but lately it seems Ducati is headed toward the right direction & with an annual budget of less than 25% of what HRC spends for a season they certainly making it for the hoards of HRC engineers back in japan harder to come up with something better to improve the RC211V, they have probably maxed out the potential what the current RC211V has to offer.
Ducati Corse has about 100 employees and HRC has about 125. Notice that Ducati Corse doesn't give its customer team (D'Antin) anywhere near the support that Honda gives to its customers. Don't get me wrong, Ducati has done a fantastic job but they are not doing with significantly less employees nor with a shoestring budget. Less than Honda for sure though.
The whole reason Honda gave Nicky the 06 RCV is because they felt the 05 has reached the end of its development cycle and was not going to get much faster. The 06 was by no means a world beater when they started the season but they were hoping that by the end of the season the could reach enough of its potential to win consistently. Unfortunately I don't think they're there yet.
like the original RC211V they must start with a clean sheet of paper & build it from the ground up with no shared components from the 990cc bike, Ducati has learned a big deal from their WSBK domination & has transferred the technology to their GP program with amazing results but the same could not be said to HRC whereas the CBR1000RR hasn't won a single WSBK championship but it's smaller sibling the CBR600RR still dominates the WSS class for 3years running, that is the kind of result HRC is expecting of their bikes but there's an old saying "what works for one may not work for the others".
Well number 1, Ducati is not competing against full-on HRC bikes in WSBK, they're all effectively privateer CBR1000RR's, with some support from Honda Europe for Ten Kate at least.
Look at the CBR1000RR's (the HM Plant bikes are
full-on HRC leased bikes) in BSB and they won the constructors title last year and just narrowly missed out on the rider's title. This year Kiyonari is in a tight points battle for the championship with Lavilla and Haslam.
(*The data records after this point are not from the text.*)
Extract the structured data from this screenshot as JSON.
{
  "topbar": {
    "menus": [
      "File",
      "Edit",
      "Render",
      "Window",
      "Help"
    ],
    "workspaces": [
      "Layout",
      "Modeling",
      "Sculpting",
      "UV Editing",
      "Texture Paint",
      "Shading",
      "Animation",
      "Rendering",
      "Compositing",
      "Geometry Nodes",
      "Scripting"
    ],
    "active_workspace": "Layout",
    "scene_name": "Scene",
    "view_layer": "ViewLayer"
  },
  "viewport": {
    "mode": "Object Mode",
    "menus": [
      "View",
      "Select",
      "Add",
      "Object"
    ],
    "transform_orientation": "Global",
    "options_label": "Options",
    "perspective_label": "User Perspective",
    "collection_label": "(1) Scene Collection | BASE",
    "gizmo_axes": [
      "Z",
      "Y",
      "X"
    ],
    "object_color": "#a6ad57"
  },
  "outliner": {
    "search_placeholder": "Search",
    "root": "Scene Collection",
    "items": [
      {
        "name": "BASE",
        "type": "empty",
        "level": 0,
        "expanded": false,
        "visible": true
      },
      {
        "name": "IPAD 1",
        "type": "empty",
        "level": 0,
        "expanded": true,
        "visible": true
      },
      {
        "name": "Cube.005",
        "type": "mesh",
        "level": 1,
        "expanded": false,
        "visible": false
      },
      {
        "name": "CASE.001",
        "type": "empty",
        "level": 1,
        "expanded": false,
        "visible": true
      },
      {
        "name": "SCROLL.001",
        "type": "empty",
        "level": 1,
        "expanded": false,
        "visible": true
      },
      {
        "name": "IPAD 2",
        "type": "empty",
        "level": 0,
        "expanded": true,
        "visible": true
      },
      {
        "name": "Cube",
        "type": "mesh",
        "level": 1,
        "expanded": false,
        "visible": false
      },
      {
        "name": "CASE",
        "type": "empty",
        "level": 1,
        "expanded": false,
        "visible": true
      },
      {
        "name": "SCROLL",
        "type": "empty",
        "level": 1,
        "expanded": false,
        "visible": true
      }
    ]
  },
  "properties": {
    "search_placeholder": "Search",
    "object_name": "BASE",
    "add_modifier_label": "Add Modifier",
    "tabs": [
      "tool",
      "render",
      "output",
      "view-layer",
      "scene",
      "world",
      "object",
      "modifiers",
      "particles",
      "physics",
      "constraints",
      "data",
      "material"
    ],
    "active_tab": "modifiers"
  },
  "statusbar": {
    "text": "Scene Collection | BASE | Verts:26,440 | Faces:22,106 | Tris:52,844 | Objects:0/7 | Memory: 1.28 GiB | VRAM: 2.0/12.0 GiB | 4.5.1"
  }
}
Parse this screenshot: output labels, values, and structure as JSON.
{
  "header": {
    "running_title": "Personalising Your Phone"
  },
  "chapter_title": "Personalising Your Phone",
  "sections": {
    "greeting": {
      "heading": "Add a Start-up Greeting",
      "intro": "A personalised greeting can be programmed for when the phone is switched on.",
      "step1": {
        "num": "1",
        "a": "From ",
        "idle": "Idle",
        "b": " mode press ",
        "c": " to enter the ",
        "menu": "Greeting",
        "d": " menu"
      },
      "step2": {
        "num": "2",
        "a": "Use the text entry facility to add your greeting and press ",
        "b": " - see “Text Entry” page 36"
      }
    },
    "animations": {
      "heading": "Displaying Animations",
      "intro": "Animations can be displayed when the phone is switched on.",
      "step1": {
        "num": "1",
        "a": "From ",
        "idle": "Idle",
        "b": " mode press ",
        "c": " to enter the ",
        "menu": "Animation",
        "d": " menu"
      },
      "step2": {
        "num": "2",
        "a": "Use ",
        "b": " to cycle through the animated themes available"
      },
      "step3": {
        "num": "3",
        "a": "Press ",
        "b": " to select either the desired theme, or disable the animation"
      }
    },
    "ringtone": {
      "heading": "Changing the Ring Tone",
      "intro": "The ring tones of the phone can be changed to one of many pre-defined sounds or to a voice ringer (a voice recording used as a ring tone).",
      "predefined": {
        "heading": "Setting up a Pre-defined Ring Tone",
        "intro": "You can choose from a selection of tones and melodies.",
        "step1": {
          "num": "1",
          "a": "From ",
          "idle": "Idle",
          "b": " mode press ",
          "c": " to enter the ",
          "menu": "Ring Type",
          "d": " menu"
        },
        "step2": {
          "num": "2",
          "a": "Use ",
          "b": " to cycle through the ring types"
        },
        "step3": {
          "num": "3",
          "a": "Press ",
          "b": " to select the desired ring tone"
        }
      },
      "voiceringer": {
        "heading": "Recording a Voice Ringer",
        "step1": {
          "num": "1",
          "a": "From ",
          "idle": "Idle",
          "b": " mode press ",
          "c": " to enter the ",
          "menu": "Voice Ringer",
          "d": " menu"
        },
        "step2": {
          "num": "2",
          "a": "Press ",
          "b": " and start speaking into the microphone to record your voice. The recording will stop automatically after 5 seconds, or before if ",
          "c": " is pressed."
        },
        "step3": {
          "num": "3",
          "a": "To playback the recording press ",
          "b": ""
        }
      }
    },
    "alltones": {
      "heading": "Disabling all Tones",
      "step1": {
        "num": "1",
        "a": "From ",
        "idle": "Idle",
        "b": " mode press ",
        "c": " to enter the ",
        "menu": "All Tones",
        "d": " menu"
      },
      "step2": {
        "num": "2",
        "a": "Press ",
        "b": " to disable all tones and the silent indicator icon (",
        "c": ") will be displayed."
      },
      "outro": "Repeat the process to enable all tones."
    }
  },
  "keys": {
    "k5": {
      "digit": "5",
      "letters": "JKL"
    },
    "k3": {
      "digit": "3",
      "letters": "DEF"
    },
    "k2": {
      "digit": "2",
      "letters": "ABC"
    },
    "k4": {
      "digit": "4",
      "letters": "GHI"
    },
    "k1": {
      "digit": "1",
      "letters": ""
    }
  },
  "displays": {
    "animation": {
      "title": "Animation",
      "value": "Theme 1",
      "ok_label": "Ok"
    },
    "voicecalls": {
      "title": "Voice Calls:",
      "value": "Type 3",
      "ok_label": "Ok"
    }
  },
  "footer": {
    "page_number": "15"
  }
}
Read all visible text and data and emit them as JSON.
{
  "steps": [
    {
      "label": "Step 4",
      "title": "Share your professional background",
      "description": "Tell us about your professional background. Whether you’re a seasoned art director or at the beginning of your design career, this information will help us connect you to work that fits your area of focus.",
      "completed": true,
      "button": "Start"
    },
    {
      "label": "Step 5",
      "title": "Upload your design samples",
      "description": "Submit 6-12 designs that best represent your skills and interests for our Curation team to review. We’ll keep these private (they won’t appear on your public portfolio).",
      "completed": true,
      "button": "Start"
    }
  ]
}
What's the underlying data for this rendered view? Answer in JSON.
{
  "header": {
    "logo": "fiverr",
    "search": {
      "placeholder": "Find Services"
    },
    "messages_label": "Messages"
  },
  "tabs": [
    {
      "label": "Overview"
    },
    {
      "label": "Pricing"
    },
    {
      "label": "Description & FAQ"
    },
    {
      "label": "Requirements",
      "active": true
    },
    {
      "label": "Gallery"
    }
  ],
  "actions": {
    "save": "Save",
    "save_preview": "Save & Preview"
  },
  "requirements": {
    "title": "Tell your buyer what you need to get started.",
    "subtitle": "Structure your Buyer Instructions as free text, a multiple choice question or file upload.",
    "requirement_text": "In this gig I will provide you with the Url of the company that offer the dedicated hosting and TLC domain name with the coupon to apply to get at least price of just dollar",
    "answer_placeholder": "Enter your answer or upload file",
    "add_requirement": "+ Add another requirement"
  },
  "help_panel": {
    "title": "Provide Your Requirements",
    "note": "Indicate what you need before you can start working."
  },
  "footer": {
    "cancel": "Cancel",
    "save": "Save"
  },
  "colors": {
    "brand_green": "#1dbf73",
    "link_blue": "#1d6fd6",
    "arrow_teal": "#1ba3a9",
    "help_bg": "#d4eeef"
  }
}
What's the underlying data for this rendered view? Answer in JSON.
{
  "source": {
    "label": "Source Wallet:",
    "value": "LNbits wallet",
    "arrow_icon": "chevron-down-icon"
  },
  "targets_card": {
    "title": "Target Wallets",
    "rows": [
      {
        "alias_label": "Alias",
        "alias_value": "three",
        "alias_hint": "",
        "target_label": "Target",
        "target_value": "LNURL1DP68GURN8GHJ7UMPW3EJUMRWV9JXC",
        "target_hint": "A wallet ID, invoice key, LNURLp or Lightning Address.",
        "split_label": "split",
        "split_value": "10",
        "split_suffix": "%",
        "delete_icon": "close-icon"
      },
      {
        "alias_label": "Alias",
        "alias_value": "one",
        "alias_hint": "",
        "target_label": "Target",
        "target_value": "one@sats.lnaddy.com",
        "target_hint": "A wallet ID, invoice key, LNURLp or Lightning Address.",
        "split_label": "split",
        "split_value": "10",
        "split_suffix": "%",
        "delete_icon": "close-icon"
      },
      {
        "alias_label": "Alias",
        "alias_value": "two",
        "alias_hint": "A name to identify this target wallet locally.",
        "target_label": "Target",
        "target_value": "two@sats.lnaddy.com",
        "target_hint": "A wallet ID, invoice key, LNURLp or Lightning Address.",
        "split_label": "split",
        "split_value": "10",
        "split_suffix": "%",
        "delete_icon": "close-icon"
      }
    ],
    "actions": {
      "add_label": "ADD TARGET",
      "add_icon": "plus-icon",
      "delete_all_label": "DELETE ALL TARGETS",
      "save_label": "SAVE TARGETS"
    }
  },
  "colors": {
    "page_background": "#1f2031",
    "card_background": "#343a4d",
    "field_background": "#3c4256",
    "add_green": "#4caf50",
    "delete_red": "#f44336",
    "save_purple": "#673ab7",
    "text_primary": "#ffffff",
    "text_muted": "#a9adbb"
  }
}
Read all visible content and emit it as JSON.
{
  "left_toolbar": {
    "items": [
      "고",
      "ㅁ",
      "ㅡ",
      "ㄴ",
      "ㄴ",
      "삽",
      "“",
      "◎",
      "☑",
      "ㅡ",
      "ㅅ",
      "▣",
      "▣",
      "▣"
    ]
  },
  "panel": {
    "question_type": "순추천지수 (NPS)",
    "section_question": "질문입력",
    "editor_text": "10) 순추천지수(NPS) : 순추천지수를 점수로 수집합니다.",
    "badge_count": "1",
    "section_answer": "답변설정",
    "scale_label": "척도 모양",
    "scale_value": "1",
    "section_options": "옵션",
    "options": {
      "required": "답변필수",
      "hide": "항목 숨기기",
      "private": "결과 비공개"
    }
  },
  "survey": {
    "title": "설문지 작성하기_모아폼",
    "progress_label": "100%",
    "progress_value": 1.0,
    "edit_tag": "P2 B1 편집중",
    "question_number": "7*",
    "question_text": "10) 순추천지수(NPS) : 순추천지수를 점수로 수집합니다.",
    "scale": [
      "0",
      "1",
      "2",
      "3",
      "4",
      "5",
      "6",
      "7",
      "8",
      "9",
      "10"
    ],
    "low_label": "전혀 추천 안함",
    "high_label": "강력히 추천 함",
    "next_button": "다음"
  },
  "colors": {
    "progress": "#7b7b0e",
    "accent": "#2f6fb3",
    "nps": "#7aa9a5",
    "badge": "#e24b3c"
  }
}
The current CBR1000RR is probably not as good a starting point for racing as the K5 GSX-R1000 but I think HRC bikes would be doing a bit better against factory Ducatis.
as for 800cc MotoGP bike i'll bet it would be much similar to the RC45 but without the single-sided swingarms & if Honda wins championships with it you can expect a road going version to be made in very limited quantities & a stratospheric price tag to match.
Unless the 800 has a V4 I doubt it will have anything to do with the RC45. The RC45 was had handling problems and didn't do as well on the world stage as its predecessor (RC30) or its successor (RC51).